Life looks promising for panda Mei Xiang’s surviving cub.
The panda mom is taking good care of the newborn, sleeping little — like most mothers of newborns — and keeping the surviving baby close. The cub is also being quite vocal, active, and nursing over night; it’s “growing more hair, its tail looks plump and the cub overall looks great,” zoo officials told NBC Washington.
The National Zoo also announced Friday that the newborn is a boy, a tough determination to make since a baby panda’s reproductive organs aren’t fully developed, The Washington Post noted. Alternatively, doctors figure it out by examining the chromosomes.
The surviving newborn’s twin died on Wednesday after vets had some difficulty swapping the two cubs with their mom; the panda wouldn’t release the cub in her arms. Twins born in the wild generally don’t both survive because the mother is unable to care for both.
“As the [smaller one] got weaker, looking at the videos we have, there is some feeling that Mei Xiang knew something was going on,” said chief vet chief veterinarian Don Neiffer. “There was never any evidence that she was preferring one … over the other.”
“At some point, mom would more then likely do what they do in the wild… she would have made a choice. They don’t generally raise both of them.”

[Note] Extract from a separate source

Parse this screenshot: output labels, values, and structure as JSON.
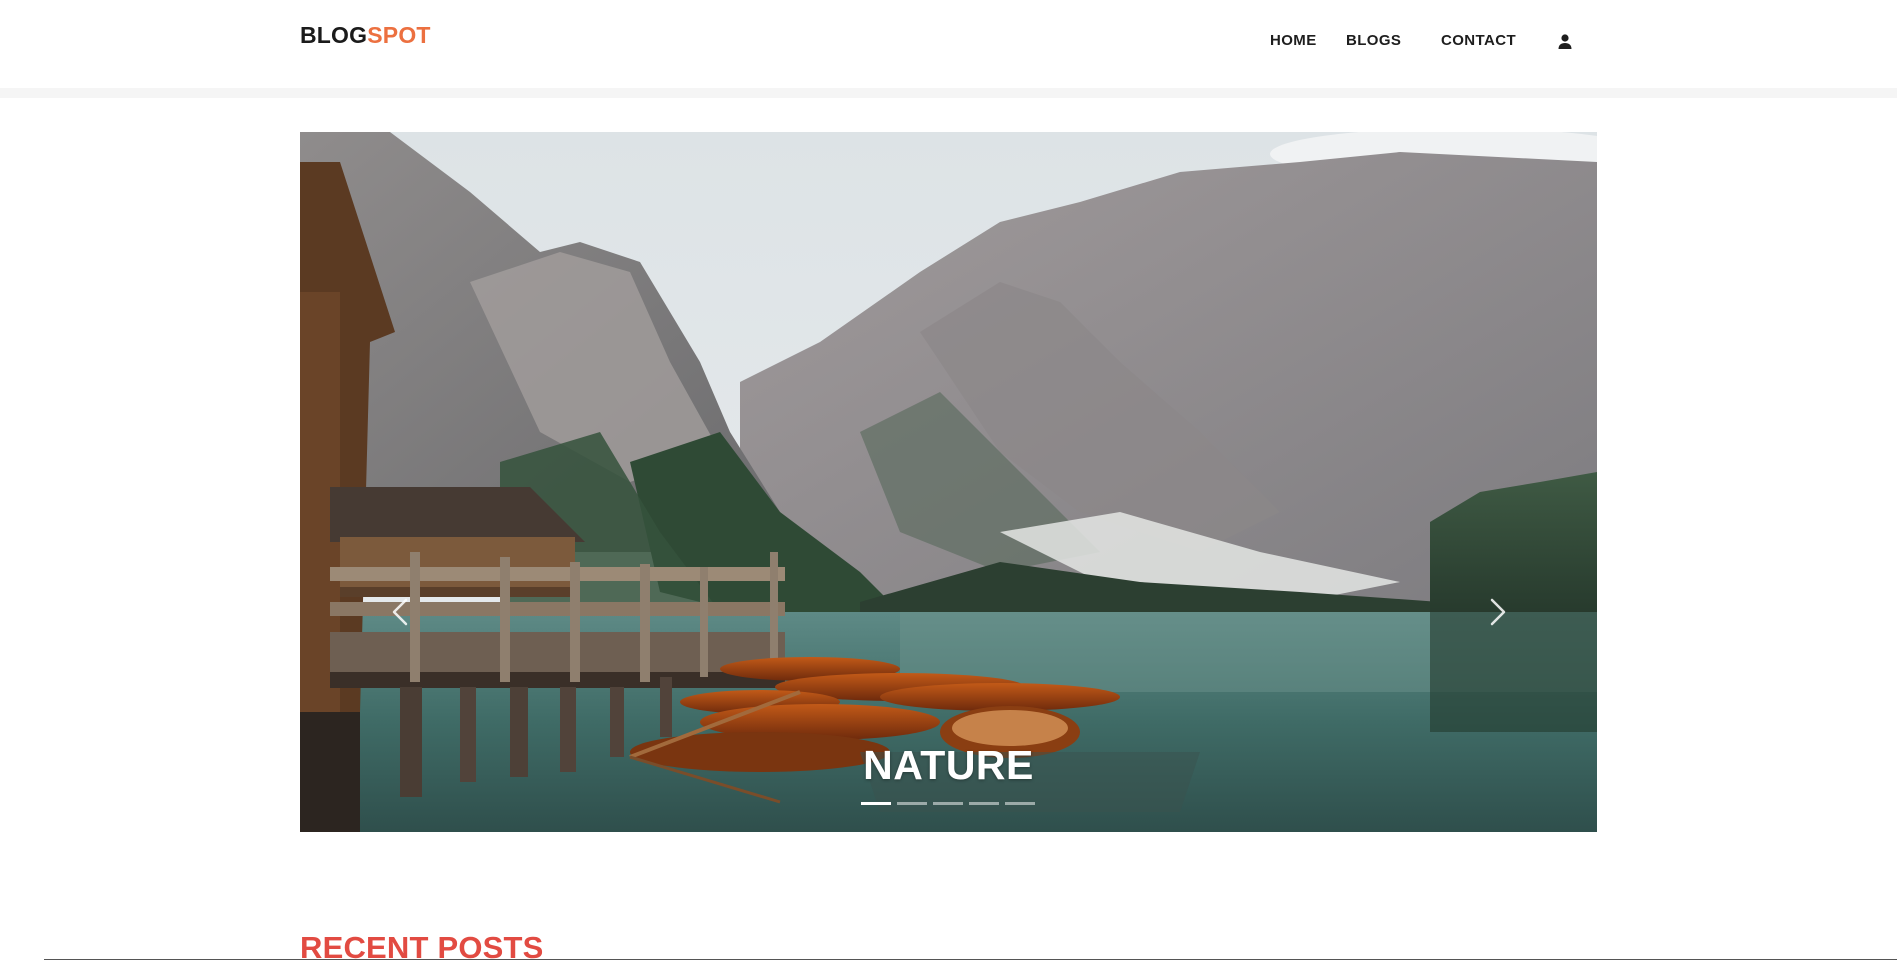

Vets spent six hours nursing the surviving cub’s twin in effort to keep it alive; they hand fed and tube fed it formula.
An initial necropsy has shown that the newborn died after inhaling some food and contracting pneumonia, something that could’ve happened to either animal since vets alternated feeding the siblings.
The deceased twin may have inhaled food during a bottle feeding or during tube feeding, in which a tube goes down the throat into the stomach. Despite the end result, vets said resorting to this feeding method was necessary.
— Smithsonian Magazine (@SmithsonianMag) August 28, 2015
“My feeling is that the reason this cub declined is because of complications associated with us hand rearing it, providing milk either through the nipple or the stomach tube. If we had not done anything, there was a real chance that neither cub would survive.”
Zoo officials also made another announcement — the paternity. Mei was inseminated with semen from two pandas. A paternity test revealed that the daddy is Tian Tian, who also fathered Mei’s daughter Bao Bao.
Mei Xiang gave birth on Aug. 22 to much worldwide acclaim and interest; the panda birth was only the third ever in the United States. You can watch the panda’s progress online through a live camera stream here.
[Photo by Handout/Getty Images]